┏━━

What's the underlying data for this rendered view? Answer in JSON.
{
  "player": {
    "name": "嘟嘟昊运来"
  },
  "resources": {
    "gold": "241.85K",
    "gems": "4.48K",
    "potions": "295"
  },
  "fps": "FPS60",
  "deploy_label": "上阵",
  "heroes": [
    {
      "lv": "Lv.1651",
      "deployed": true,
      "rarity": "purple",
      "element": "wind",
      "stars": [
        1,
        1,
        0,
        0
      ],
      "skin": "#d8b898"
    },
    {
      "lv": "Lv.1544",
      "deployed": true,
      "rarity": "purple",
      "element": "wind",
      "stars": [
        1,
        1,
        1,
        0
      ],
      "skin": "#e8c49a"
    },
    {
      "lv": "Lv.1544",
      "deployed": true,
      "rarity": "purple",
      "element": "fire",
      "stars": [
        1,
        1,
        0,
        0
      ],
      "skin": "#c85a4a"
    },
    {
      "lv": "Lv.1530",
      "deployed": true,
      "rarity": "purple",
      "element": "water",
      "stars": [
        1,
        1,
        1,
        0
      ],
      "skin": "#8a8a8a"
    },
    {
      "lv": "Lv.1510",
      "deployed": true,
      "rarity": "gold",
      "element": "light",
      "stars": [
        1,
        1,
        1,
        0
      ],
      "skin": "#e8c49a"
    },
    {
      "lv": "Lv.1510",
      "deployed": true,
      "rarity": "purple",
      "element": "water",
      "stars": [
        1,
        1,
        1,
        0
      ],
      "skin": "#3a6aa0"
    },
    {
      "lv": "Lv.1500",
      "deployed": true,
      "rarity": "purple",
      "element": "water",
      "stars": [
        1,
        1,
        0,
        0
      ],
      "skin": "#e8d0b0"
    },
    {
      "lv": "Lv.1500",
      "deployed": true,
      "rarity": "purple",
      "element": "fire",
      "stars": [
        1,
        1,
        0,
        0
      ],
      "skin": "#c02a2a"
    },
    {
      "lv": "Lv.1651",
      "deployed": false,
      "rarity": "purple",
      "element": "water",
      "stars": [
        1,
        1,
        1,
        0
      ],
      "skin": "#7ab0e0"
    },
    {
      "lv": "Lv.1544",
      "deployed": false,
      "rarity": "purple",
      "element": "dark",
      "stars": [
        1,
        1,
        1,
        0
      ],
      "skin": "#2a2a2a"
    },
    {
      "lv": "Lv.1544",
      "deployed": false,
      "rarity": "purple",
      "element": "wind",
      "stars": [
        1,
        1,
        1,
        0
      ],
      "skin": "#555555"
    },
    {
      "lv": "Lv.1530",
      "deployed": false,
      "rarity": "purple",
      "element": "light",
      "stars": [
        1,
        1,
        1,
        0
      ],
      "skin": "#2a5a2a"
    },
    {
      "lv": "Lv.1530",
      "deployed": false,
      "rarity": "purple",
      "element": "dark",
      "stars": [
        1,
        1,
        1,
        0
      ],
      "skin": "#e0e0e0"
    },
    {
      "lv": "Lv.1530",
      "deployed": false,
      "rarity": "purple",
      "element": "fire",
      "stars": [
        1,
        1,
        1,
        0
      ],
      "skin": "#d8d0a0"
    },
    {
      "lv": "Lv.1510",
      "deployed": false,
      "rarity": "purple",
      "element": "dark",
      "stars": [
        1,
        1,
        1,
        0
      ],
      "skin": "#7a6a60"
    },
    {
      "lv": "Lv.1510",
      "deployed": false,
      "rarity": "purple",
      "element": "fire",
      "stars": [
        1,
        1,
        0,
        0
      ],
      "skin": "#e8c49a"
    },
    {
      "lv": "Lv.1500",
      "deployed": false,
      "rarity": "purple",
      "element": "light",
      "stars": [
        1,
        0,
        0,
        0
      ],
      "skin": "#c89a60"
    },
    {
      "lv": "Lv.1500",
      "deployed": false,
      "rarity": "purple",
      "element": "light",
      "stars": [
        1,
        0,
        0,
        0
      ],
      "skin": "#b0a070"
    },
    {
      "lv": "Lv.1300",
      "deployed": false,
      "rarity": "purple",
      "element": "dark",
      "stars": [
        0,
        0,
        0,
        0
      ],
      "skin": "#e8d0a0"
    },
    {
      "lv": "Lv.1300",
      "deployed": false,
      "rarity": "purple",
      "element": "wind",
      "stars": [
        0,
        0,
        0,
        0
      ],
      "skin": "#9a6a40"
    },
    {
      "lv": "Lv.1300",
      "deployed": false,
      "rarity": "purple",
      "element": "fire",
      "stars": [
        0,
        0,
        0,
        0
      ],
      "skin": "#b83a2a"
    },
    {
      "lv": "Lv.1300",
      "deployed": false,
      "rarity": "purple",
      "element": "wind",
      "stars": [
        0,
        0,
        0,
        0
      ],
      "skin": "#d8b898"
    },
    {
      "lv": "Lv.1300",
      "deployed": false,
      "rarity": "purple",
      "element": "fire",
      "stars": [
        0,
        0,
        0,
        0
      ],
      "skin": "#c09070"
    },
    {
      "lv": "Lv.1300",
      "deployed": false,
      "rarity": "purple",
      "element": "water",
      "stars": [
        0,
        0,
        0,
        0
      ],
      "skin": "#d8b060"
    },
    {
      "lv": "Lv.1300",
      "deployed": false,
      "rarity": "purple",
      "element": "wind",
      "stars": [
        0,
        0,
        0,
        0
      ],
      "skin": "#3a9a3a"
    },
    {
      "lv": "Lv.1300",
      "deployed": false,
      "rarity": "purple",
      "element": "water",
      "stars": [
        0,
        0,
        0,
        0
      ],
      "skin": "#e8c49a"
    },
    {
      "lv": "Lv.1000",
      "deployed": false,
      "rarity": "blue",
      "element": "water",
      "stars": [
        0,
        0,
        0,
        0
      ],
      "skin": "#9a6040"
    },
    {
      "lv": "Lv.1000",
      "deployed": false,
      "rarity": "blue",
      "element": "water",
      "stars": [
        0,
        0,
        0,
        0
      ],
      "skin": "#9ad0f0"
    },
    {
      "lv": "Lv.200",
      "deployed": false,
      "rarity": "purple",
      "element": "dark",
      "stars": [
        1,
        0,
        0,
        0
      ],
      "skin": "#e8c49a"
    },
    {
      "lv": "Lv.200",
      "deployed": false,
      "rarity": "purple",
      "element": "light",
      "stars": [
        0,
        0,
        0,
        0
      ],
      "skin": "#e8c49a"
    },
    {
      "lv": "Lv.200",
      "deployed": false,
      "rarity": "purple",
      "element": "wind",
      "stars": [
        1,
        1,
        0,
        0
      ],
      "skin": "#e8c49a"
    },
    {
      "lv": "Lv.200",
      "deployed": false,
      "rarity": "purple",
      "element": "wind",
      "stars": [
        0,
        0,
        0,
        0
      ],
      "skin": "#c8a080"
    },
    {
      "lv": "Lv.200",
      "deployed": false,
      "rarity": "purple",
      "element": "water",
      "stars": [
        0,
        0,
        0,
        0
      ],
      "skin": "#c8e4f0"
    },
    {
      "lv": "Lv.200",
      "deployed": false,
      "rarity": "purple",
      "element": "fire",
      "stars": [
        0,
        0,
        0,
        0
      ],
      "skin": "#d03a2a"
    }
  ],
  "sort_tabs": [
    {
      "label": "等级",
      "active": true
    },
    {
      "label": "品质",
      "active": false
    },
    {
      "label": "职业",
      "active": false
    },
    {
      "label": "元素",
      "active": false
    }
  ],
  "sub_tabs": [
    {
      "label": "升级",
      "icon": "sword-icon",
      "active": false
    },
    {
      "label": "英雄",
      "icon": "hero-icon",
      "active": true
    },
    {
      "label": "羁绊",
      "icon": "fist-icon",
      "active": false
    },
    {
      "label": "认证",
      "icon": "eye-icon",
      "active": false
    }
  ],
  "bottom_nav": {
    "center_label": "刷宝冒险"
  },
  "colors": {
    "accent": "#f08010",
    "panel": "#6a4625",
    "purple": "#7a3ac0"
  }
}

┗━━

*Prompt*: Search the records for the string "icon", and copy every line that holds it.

*Exercise result*:
      "icon": "sword-icon",
      "icon": "hero-icon",
      "icon": "fist-icon",
      "icon": "eye-icon",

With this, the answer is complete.